- _What you need to do_: Only a number is expected in reply: the count of lines below where the word "title" occurs.

(Saved data entries)
# # #

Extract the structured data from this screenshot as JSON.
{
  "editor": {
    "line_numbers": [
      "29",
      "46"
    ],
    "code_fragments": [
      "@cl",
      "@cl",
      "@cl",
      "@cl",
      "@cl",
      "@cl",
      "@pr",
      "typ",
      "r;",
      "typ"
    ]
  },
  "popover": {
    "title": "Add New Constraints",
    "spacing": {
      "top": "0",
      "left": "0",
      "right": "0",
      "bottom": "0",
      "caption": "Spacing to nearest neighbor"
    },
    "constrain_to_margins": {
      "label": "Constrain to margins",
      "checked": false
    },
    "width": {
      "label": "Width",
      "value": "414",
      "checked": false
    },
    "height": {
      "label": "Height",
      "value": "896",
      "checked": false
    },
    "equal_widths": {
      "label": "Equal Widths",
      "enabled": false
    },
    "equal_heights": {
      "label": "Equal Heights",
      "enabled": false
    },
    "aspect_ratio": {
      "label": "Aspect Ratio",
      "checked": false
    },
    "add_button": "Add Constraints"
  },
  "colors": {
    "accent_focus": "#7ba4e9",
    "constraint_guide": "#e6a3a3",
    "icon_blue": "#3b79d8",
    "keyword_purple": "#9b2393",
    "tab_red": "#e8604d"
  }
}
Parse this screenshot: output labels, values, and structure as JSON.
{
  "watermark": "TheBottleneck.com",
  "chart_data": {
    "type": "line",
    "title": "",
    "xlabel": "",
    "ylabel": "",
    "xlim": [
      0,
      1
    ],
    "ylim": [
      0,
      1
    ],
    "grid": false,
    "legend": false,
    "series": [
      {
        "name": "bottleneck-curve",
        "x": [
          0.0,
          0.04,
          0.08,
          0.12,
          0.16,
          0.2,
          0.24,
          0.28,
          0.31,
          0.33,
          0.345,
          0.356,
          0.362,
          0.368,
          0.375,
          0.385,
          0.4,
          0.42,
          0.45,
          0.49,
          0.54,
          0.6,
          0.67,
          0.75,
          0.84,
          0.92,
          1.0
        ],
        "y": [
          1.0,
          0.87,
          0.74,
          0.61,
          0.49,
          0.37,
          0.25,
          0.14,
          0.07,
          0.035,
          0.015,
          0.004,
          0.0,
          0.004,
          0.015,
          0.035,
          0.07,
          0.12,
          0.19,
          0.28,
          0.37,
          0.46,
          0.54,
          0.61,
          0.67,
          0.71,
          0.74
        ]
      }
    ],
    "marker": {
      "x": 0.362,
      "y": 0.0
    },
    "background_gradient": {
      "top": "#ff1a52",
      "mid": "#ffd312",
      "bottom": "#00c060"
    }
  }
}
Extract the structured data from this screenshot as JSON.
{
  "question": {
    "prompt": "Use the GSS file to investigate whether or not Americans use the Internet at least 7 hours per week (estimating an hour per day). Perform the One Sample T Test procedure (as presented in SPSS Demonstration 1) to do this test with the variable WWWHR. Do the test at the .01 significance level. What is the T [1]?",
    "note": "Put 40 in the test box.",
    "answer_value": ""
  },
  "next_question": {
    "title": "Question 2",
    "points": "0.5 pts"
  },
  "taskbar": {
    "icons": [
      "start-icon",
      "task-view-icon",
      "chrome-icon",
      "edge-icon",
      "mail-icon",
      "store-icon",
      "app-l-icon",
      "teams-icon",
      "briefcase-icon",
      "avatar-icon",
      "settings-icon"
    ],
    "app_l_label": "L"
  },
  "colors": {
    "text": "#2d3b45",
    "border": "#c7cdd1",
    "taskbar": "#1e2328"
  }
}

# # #

- _Solved exercise_: 3